> _Data in this exercise_
******************************

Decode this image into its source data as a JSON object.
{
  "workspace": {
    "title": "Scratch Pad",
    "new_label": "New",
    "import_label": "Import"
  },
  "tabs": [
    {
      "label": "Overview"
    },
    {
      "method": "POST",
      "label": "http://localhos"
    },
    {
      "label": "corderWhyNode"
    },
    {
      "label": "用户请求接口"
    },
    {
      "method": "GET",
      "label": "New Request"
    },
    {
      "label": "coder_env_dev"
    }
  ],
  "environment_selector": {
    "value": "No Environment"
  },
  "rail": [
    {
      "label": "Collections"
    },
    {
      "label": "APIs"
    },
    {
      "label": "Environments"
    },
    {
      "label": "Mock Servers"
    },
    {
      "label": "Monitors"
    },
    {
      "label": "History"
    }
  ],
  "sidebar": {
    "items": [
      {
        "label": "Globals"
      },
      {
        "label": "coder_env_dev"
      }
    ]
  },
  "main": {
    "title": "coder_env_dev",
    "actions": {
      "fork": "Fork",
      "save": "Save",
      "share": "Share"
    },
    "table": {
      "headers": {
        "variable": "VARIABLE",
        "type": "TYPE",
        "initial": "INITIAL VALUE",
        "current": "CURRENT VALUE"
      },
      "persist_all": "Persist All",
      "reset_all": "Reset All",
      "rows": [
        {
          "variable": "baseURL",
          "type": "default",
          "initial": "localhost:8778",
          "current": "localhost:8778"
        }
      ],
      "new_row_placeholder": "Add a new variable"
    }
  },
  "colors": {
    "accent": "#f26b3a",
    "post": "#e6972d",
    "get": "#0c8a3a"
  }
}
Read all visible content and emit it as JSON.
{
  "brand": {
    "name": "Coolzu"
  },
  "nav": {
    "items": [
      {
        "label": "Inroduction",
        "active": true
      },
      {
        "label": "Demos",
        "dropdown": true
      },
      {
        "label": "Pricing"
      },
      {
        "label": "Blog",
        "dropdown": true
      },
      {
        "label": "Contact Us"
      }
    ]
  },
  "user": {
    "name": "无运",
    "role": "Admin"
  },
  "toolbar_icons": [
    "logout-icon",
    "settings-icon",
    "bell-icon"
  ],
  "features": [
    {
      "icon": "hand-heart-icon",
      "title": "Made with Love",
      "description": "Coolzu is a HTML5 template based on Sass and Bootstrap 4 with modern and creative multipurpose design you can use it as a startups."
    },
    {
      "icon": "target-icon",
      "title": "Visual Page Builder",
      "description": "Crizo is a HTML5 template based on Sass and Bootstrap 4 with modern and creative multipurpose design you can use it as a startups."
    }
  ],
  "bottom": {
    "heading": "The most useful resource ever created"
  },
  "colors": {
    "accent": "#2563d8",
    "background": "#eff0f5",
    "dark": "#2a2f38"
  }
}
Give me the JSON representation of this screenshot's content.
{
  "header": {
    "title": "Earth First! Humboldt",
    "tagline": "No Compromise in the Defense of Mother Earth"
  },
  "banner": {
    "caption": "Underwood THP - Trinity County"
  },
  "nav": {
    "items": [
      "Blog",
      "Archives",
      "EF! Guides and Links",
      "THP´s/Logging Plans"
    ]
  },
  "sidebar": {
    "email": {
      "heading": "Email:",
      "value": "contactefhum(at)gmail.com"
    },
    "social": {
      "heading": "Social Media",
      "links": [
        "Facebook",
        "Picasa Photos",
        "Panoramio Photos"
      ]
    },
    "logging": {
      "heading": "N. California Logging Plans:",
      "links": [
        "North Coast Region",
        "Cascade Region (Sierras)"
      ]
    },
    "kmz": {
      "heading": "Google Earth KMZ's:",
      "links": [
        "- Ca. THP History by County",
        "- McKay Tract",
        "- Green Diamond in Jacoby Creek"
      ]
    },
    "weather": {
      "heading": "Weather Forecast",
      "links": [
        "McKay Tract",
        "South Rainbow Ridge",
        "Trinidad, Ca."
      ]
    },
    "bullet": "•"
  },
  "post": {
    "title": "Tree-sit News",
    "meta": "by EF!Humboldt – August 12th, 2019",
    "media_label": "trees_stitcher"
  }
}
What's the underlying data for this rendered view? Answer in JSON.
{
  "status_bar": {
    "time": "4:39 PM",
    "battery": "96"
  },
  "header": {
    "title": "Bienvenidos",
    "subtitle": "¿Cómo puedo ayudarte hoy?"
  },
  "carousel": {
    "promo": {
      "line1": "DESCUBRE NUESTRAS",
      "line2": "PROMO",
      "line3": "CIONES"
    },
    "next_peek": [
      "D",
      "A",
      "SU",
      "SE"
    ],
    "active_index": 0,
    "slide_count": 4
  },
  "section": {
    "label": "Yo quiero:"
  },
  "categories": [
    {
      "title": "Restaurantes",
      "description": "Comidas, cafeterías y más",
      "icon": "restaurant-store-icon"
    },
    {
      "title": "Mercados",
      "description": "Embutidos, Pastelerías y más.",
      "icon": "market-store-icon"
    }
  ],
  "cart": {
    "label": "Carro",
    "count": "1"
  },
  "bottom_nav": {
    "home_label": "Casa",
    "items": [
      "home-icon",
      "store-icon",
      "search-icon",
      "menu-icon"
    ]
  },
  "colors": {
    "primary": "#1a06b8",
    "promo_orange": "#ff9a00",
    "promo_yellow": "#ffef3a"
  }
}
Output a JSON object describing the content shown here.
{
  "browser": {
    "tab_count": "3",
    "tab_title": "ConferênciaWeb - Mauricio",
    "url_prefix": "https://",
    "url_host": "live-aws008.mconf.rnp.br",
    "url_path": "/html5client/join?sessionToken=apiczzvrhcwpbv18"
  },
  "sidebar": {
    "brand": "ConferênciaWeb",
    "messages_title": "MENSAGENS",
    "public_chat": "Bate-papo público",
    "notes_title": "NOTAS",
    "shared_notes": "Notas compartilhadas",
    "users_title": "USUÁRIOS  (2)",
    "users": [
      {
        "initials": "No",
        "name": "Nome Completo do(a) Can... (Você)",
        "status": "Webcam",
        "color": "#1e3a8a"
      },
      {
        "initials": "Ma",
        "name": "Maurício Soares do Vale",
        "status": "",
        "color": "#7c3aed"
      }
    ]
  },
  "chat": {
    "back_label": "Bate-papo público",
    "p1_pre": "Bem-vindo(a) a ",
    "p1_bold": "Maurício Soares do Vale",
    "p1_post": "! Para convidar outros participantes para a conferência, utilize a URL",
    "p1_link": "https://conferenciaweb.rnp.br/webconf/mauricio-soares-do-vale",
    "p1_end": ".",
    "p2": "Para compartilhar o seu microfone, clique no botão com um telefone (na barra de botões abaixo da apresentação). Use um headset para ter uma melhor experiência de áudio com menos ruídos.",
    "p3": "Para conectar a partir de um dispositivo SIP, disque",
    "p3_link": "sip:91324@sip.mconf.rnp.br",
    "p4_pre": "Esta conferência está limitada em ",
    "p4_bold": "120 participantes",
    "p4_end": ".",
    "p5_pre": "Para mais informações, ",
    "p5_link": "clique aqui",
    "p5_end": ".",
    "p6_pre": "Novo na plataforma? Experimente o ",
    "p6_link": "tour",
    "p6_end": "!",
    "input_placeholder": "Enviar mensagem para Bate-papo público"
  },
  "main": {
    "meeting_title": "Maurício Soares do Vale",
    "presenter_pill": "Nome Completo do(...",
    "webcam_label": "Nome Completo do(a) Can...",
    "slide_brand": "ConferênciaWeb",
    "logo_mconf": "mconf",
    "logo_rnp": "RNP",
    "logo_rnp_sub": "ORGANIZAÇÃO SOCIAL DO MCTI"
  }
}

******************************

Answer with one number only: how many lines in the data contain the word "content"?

3